• _WHAT IS REQUIRED_: Each record below is to be output with no change at all.

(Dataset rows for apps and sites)

*** Block opens ***

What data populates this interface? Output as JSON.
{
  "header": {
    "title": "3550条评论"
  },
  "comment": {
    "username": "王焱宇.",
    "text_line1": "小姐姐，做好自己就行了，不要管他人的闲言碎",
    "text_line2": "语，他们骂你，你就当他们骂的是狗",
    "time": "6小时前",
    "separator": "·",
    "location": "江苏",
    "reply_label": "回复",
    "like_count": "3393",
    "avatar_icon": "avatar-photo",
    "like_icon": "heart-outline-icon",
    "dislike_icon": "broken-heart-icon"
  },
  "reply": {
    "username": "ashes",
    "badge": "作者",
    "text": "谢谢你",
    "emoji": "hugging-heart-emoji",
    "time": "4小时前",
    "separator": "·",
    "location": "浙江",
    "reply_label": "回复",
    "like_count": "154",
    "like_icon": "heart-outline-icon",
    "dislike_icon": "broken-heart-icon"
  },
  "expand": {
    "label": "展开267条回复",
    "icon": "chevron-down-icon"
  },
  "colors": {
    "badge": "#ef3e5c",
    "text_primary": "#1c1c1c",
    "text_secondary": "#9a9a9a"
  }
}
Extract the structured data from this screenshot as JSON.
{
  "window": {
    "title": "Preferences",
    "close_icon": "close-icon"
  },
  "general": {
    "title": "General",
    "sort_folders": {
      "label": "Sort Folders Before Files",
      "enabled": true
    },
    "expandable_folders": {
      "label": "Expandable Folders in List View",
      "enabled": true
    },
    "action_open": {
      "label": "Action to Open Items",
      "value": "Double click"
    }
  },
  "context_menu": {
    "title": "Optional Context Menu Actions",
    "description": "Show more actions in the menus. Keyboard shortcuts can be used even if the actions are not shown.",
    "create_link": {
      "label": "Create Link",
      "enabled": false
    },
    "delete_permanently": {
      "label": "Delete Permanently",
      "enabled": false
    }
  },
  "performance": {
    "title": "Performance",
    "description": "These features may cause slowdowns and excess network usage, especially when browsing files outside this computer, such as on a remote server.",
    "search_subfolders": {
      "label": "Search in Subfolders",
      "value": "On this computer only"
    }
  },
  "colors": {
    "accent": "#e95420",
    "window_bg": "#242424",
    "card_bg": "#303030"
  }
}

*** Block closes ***

• _RESPONSE TO THE EXERCISE_:
What data populates this interface? Output as JSON.
{
  "header": {
    "title": "3550条评论"
  },
  "comment": {
    "username": "王焱宇.",
    "text_line1": "小姐姐，做好自己就行了，不要管他人的闲言碎",
    "text_line2": "语，他们骂你，你就当他们骂的是狗",
    "time": "6小时前",
    "separator": "·",
    "location": "江苏",
    "reply_label": "回复",
    "like_count": "3393",
    "avatar_icon": "avatar-photo",
    "like_icon": "heart-outline-icon",
    "dislike_icon": "broken-heart-icon"
  },
  "reply": {
    "username": "ashes",
    "badge": "作者",
    "text": "谢谢你",
    "emoji": "hugging-heart-emoji",
    "time": "4小时前",
    "separator": "·",
    "location": "浙江",
    "reply_label": "回复",
    "like_count": "154",
    "like_icon": "heart-outline-icon",
    "dislike_icon": "broken-heart-icon"
  },
  "expand": {
    "label": "展开267条回复",
    "icon": "chevron-down-icon"
  },
  "colors": {
    "badge": "#ef3e5c",
    "text_primary": "#1c1c1c",
    "text_secondary": "#9a9a9a"
  }
}
Extract the structured data from this screenshot as JSON.
{
  "window": {
    "title": "Preferences",
    "close_icon": "close-icon"
  },
  "general": {
    "title": "General",
    "sort_folders": {
      "label": "Sort Folders Before Files",
      "enabled": true
    },
    "expandable_folders": {
      "label": "Expandable Folders in List View",
      "enabled": true
    },
    "action_open": {
      "label": "Action to Open Items",
      "value": "Double click"
    }
  },
  "context_menu": {
    "title": "Optional Context Menu Actions",
    "description": "Show more actions in the menus. Keyboard shortcuts can be used even if the actions are not shown.",
    "create_link": {
      "label": "Create Link",
      "enabled": false
    },
    "delete_permanently": {
      "label": "Delete Permanently",
      "enabled": false
    }
  },
  "performance": {
    "title": "Performance",
    "description": "These features may cause slowdowns and excess network usage, especially when browsing files outside this computer, such as on a remote server.",
    "search_subfolders": {
      "label": "Search in Subfolders",
      "value": "On this computer only"
    }
  },
  "colors": {
    "accent": "#e95420",
    "window_bg": "#242424",
    "card_bg": "#303030"
  }
}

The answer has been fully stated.